(TASK BRIEF)
Your answer should be one number: how many lines of the records hold the string "Studio".
-- SUPPLIED MATERIAL follows --
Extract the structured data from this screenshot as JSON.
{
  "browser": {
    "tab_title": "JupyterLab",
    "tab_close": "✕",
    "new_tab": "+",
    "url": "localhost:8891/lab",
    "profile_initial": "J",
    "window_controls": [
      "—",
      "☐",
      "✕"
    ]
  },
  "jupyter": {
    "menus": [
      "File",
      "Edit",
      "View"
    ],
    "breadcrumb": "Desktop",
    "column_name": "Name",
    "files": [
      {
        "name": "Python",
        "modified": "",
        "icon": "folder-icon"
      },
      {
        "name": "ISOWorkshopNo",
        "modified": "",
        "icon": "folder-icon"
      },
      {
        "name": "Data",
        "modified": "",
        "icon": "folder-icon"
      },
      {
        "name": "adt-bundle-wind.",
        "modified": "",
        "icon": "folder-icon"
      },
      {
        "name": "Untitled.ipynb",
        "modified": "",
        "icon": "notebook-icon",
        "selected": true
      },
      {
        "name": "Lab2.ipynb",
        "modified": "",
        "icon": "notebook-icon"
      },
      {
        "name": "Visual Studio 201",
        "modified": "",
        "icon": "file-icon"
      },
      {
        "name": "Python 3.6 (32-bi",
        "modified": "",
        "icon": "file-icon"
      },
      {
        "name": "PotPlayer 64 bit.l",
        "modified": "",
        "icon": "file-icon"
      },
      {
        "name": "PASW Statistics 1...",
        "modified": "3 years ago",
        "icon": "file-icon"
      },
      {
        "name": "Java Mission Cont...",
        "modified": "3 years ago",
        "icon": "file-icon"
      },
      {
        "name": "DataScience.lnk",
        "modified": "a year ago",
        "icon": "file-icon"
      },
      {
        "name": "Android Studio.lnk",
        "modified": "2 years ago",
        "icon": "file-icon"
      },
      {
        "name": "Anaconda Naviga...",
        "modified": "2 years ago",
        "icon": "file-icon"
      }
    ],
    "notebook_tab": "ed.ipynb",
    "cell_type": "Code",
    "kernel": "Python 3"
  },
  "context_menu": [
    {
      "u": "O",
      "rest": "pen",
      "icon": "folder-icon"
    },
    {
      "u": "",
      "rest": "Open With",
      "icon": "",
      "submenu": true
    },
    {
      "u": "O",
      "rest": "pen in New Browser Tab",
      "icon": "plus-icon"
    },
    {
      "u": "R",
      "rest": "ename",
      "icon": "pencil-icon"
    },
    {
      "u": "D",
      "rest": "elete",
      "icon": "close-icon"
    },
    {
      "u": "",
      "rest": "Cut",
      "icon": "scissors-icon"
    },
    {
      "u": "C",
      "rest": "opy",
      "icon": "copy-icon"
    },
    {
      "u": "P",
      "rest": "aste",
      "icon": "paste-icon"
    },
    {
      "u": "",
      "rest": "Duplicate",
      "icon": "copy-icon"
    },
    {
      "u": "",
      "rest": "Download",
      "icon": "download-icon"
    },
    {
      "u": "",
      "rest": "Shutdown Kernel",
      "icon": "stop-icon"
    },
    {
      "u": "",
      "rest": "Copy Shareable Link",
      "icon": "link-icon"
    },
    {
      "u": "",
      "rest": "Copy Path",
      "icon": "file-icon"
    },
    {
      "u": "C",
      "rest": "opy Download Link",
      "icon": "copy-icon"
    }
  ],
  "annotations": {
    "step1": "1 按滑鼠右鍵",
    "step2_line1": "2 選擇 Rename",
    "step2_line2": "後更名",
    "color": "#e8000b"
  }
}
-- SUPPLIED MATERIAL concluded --
(ANSWER FOR THE TASK)
2